In early 2020 started the coronavirus pandemic to spread around the globe. Germany was also severely affected, which required the governmental authorities to enact lock-down measures to a certain degree across the entire country that caused traffic to decrease significantly. Long-term tests of the field-spectrometer system RoX have been running throughout winter and spring of early 2020 as part of an effort to integrate new technology for automated data transfer and status monitoring of the instrument within the frame of the research project mDrones4Rivers.
Anthropogenic air pollution by traffic in urban areas is a known risk factor to human health. Especially, NOx are under the strong suspicion to further increase the viral infectivity of COVID-19 and similar diseases.
A comprehensive analysis of the hyperspectral data has been performed as an effort to model NOx concentration from continuous down-welling radiance measurements in the VIS/NIR range. The study has just been published in Science of the total Environment.

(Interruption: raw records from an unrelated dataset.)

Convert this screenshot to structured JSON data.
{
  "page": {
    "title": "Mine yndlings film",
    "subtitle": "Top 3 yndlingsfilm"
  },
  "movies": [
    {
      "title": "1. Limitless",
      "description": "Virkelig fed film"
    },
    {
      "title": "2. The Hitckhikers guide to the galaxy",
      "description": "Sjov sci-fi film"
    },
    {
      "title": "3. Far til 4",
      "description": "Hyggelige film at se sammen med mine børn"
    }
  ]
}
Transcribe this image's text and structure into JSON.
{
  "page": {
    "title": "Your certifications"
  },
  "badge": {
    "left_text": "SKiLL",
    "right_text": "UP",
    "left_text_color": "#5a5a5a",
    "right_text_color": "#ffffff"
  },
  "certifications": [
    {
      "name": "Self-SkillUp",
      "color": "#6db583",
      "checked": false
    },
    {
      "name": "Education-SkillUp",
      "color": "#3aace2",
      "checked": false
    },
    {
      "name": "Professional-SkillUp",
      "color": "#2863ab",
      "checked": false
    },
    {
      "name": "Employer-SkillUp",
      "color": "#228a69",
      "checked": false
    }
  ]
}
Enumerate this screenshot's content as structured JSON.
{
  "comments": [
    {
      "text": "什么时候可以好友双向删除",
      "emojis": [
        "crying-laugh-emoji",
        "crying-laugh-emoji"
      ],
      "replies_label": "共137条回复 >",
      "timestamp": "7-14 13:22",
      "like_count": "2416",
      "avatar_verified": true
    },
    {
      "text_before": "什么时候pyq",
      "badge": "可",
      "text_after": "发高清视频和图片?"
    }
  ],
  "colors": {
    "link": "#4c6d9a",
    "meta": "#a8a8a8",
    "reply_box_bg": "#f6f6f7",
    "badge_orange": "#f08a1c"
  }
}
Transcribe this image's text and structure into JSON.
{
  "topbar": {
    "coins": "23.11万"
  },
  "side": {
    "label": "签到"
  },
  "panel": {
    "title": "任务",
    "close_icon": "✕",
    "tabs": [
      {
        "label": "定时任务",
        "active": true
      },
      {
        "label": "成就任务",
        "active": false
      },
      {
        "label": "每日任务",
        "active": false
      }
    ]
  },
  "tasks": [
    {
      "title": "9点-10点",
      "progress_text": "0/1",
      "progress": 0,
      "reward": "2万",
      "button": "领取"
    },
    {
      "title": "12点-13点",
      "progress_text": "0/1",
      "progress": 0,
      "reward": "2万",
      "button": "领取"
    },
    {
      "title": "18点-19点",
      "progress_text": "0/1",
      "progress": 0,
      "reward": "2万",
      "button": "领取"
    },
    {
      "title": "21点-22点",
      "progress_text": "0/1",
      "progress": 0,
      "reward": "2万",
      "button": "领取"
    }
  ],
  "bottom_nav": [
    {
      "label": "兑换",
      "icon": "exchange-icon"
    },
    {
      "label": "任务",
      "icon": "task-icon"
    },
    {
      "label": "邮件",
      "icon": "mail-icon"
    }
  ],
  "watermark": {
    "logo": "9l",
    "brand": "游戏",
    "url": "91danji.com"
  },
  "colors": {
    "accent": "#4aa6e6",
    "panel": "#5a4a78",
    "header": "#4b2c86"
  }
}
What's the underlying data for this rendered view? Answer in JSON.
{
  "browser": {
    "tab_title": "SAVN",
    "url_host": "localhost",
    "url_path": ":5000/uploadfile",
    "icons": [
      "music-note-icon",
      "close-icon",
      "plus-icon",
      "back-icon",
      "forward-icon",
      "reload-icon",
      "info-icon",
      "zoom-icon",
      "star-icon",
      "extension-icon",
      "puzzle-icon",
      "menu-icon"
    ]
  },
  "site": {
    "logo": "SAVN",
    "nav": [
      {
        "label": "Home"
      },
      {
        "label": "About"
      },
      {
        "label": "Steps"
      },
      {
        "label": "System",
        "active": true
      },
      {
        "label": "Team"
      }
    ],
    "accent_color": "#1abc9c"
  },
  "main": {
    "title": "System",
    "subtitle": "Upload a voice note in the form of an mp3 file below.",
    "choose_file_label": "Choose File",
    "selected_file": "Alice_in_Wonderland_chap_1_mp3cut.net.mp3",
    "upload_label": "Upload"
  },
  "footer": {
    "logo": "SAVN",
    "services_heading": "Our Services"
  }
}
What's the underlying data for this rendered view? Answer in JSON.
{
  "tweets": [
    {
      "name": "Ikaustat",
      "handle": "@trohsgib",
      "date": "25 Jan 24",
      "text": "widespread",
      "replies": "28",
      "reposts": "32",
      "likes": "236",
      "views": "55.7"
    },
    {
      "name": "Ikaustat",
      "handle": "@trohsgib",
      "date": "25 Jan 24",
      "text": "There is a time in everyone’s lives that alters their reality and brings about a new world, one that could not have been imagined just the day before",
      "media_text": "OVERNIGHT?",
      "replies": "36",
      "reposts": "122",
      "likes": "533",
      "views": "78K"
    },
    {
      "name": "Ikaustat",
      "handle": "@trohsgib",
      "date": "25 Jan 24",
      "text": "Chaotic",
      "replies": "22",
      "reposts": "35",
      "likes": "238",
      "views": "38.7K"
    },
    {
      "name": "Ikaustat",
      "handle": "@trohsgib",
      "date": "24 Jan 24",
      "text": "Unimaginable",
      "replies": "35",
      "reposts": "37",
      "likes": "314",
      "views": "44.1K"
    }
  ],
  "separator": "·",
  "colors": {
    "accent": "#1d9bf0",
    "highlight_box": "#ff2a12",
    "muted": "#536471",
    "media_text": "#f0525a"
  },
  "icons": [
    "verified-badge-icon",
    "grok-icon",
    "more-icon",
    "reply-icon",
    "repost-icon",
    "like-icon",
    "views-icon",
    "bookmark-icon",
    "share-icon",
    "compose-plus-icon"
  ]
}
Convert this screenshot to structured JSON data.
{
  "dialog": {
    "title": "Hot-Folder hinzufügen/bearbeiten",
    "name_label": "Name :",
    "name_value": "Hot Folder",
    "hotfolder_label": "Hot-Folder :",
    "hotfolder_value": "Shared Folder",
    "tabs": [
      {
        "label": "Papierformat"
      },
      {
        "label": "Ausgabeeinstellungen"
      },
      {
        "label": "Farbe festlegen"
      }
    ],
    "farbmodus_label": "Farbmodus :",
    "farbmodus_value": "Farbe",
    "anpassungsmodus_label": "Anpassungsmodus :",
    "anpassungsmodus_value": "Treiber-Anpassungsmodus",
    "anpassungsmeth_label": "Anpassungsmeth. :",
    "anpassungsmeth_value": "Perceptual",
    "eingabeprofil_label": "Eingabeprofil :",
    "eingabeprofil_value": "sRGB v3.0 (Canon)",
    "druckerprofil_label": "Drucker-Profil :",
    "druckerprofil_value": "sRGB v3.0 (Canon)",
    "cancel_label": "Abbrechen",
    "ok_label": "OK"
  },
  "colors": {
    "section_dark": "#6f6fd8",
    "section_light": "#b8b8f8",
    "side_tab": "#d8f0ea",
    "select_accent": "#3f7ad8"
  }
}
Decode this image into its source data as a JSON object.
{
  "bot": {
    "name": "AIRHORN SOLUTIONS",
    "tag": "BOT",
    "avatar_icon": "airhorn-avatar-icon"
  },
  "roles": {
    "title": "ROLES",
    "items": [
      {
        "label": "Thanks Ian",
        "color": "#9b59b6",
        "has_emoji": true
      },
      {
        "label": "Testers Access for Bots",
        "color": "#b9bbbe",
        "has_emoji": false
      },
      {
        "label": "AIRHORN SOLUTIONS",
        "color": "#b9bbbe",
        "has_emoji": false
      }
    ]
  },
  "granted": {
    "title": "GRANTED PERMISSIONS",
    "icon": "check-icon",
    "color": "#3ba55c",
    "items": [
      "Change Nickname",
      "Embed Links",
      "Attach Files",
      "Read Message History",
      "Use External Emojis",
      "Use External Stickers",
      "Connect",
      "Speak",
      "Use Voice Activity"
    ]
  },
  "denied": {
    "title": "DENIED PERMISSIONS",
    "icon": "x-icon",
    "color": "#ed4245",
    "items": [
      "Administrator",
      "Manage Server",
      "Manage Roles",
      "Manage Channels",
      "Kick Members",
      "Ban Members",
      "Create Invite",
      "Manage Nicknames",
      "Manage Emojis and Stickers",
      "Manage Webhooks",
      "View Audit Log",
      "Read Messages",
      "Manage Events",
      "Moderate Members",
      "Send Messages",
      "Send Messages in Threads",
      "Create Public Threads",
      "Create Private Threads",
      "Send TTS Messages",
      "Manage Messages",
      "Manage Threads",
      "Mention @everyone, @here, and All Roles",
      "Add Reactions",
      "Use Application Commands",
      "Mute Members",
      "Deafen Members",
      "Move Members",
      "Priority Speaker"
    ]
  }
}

Results suggest that automated field-spectrometer systems like the RoX could contribute as part of an integrated strategy to monitor and mitigate environmental risk factors that support the coronavirus pandemic or similar diseases in the future.